Latency is the delay between the transmission of information from a source and the reception of the information at its destination.
One specific example is the time that elapses between the placement of an order in an electronic trading system and the execution of that order.
The delay can be affected by factors such as geographical distance or bandwidth congestion.
In simplified terms, latency is a measure of delay.
More specifically, latency describes the time that passes between a price quotation being made and a transaction being confirmed.
Latency can be a consequence of a wide range of technological shortcomings.
- Inadequate network performance can lead to communication latency, or the time needed to communicate between two network nodes.
- Inadequate server processing power, meanwhile, can lead to so-called application latency, or a delay arising because the reply requires a large amount of processing before it can be sent.

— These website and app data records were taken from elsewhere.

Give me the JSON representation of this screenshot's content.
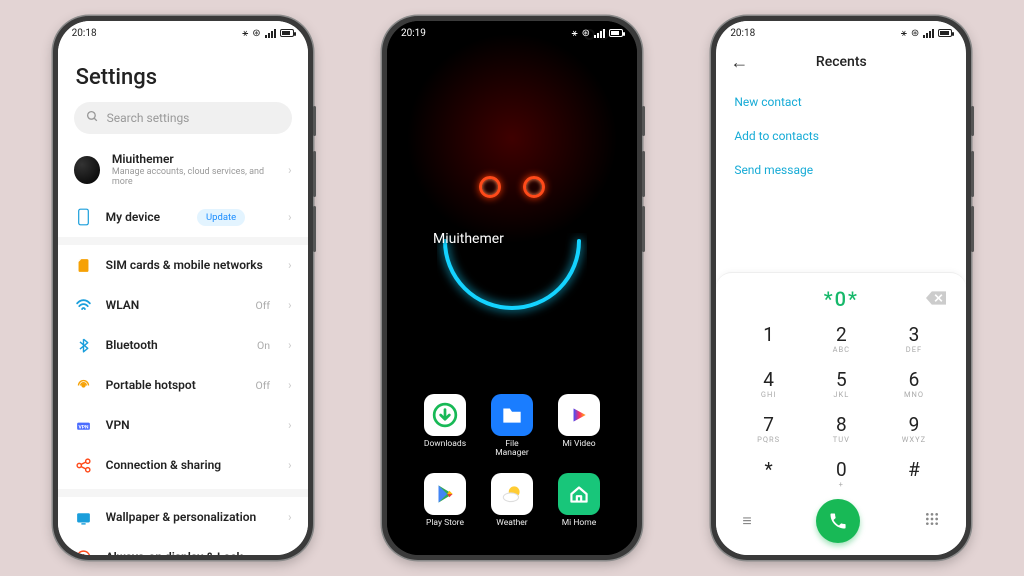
{
  "phone1": {
    "time": "20:18",
    "title": "Settings",
    "search_placeholder": "Search settings",
    "account": {
      "name": "Miuithemer",
      "sub": "Manage accounts, cloud services, and more"
    },
    "mydevice": {
      "label": "My device",
      "badge": "Update"
    },
    "rows": [
      {
        "icon": "sim-icon",
        "iconColor": "#f6a104",
        "label": "SIM cards & mobile networks",
        "value": ""
      },
      {
        "icon": "wifi-icon",
        "iconColor": "#1a9edb",
        "label": "WLAN",
        "value": "Off"
      },
      {
        "icon": "bt-icon",
        "iconColor": "#1a9edb",
        "label": "Bluetooth",
        "value": "On"
      },
      {
        "icon": "hotspot-icon",
        "iconColor": "#f6a104",
        "label": "Portable hotspot",
        "value": "Off"
      },
      {
        "icon": "vpn-icon",
        "iconColor": "#4a6cff",
        "label": "VPN",
        "value": ""
      },
      {
        "icon": "share-icon",
        "iconColor": "#ff4a1a",
        "label": "Connection & sharing",
        "value": ""
      }
    ],
    "rows2": [
      {
        "icon": "wallpaper-icon",
        "iconColor": "#1a9edb",
        "label": "Wallpaper & personalization"
      },
      {
        "icon": "aod-icon",
        "iconColor": "#ff4a1a",
        "label": "Always-on display & Lock"
      }
    ]
  },
  "phone2": {
    "time": "20:19",
    "username": "Miuithemer",
    "apps1": [
      {
        "name": "downloads-app",
        "label": "Downloads",
        "bg": "#ffffff",
        "glyphColor": "#18b956"
      },
      {
        "name": "file-manager-app",
        "label": "File\nManager",
        "bg": "#1a7dff",
        "glyphColor": "#ffffff"
      },
      {
        "name": "mi-video-app",
        "label": "Mi Video",
        "bg": "#ffffff",
        "glyphColor": "#ff2e63"
      }
    ],
    "apps2": [
      {
        "name": "play-store-app",
        "label": "Play Store",
        "bg": "#ffffff",
        "glyphColor": "#34a853"
      },
      {
        "name": "weather-app",
        "label": "Weather",
        "bg": "#ffffff",
        "glyphColor": "#ffcc33"
      },
      {
        "name": "mi-home-app",
        "label": "Mi Home",
        "bg": "#18c67a",
        "glyphColor": "#ffffff"
      }
    ]
  },
  "phone3": {
    "time": "20:18",
    "title": "Recents",
    "links": [
      "New contact",
      "Add to contacts",
      "Send message"
    ],
    "dialed": "*0*",
    "keys": [
      {
        "n": "1",
        "l": ""
      },
      {
        "n": "2",
        "l": "ABC"
      },
      {
        "n": "3",
        "l": "DEF"
      },
      {
        "n": "4",
        "l": "GHI"
      },
      {
        "n": "5",
        "l": "JKL"
      },
      {
        "n": "6",
        "l": "MNO"
      },
      {
        "n": "7",
        "l": "PQRS"
      },
      {
        "n": "8",
        "l": "TUV"
      },
      {
        "n": "9",
        "l": "WXYZ"
      },
      {
        "n": "*",
        "l": ""
      },
      {
        "n": "0",
        "l": "+"
      },
      {
        "n": "#",
        "l": ""
      }
    ]
  }
}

- Inadequate computer processing power can prompt memory latency, or the time needed to write or access data in memory within a computer program in order, for example, to run a margin check on a client.